Cost of goods climbed 25% to P4.9 billion primarily due to higher sales volume and prices of raw materials, such as wheat, soybean, and corn, which saw an average increase of 32% compared to the same period last year. Similarly, the recent surge in fuel, energy, and labor costs impacted cost of sales as well as operating expenses, which also rose 25%. As a result, gross profit was P591.9 million, representing a gross margin of 11% compared to 14% in the first half of 2021, and operating profit was P241.9 million.
Net income was P147.7 million with earnings per share of P0.048.

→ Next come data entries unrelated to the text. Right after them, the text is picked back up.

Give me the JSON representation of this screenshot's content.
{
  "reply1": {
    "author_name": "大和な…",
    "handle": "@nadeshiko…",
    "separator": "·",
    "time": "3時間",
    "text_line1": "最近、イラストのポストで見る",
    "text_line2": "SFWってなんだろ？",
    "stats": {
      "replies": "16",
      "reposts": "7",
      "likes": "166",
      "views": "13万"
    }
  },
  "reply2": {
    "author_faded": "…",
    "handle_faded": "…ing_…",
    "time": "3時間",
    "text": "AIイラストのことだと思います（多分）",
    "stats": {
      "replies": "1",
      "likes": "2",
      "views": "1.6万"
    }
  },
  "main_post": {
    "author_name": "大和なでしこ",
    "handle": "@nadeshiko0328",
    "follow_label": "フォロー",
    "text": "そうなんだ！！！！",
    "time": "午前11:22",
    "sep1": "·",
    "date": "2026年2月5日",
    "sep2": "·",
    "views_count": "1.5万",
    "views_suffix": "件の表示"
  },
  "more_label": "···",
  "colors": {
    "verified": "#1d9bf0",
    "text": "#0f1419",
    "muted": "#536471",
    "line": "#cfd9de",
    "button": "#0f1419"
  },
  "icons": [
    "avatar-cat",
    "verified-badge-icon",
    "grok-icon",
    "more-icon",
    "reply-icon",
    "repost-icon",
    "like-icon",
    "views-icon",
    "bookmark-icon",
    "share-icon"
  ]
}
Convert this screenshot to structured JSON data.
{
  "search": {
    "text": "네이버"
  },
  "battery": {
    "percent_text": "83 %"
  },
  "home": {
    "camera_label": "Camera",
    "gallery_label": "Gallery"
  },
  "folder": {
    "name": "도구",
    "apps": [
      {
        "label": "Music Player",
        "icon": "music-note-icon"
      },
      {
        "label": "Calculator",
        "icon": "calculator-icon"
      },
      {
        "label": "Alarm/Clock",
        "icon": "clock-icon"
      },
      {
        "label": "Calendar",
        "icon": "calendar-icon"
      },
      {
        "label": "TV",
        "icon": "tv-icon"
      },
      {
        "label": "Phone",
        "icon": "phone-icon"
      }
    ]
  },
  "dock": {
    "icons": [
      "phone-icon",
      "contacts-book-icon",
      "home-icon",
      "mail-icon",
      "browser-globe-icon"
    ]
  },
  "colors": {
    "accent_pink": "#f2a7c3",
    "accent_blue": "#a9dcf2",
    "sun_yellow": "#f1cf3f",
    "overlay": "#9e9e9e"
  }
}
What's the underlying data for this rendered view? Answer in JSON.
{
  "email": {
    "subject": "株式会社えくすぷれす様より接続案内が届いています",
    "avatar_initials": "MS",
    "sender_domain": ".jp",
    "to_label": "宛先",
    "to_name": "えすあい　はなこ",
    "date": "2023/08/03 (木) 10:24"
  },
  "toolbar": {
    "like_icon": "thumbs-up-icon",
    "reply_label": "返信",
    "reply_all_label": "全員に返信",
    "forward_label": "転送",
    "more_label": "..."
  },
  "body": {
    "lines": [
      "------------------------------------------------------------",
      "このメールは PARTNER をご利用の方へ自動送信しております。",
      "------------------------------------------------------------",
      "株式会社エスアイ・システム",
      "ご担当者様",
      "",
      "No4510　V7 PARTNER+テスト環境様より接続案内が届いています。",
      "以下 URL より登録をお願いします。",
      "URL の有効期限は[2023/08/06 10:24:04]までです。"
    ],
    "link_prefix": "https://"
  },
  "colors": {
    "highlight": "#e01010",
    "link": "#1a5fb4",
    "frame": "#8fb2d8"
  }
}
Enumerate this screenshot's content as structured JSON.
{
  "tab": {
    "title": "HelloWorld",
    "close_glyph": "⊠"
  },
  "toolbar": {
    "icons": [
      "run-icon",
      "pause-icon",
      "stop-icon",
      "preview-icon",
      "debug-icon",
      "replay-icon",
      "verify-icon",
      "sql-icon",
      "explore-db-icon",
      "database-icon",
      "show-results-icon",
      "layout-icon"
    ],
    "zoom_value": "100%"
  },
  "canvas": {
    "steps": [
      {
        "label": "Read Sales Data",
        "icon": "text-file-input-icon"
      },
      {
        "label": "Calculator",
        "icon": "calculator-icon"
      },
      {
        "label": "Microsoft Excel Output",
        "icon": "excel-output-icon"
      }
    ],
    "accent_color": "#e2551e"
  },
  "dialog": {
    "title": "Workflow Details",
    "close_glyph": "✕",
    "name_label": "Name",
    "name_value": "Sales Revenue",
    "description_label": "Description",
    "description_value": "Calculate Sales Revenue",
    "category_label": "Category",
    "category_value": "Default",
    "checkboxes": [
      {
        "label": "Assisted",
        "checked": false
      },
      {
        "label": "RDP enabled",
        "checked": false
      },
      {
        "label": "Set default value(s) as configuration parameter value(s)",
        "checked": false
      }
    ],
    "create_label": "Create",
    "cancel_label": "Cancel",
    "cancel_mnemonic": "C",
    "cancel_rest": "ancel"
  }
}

“We expect input costs to remain elevated as we move through the balance of the year,” said Melise Arnaldo, Chief Finance Officer. “We are taking necessary actions to manage through the current market conditions while remaining focused on our growth plans and long-term opportunities. We are innovating, sourcing, and finding alternative raw materials when possible, while more prudently managing inventory levels, especially of imported items, in view of pressures on the foreign exchange rate and inflation impact.”
• Foods was the largest contributor to revenues at 54%, building on a strong recovery since 2021 and achieving record first half revenues of P3.0 billion, an increase of 55%. Volume expanded 45% supported by an average price increase of 6%. Demand was particularly high in Luzon and Mindanao.
The segment added a total of 13 HRI customers including some leading fast food chains, providing custom product and menu development suited to customer specifications, quality, and cost requirements.
Cook’s dressed chicken was introduced in Isabela, Camarines Sur, Camarines Norte, Albay, and Northern Samar and is now available to HRI customers, supermarkets, and
wet markets in these areas.
• Feeds revenues grew 5% to P2.2 billion driven by pricing, which sequentially rose over the past two quarters to mitigate high input cost inflation. Specifically, pricing increased 14% compared to the year-ago period versus input costs at 23%. As expected, pricing had an unfavorable impact on volume which slightly contracted by 7%. Feeds segment comprised 41% of revenues.
The segment expanded its distribution network across the Cordillera Administrative Region, Negros Occidental, Capiz, and Antique through additional retail stores and end users such as backyard farms.
• Farms revenues declined 44% to P291.5 million, or 5% of revenues. Fair value adjustments on biological assets amounting to P73.7 million was recognized as part of revenues and P55.2 million as part of cost of goods.
Three key themes continued to shape market conditions of the domestic poultry broiler industry in the first half of the year.
First, the marked increase in feed input costs exerted a significant strain in reaching optimal feed conversion ratios targets. As a result, some poultry growers cut costs either by reducing volume or using feed input alternatives, while some carried out price hikes and passed on the increased cost to consumers.
Second, the combination of tighter local border restrictions and the unusually hot weather led to a mid-to-high single digit decline in harvest recovery rates. In Visayas and Mindanao, for example, varying border restrictions increased travel and production times, resulting in stunted growth or death among broilers. In addition, heat stress directly affected livestock growth.
Finally, the shortage of important feed inputs, mainly corn, was a contributing factor to the chicken supply gap in June and is expected to persist as a major source of uncertainty for the industry unless effective measures are implemented to improve the long-term competitiveness of the corn industry.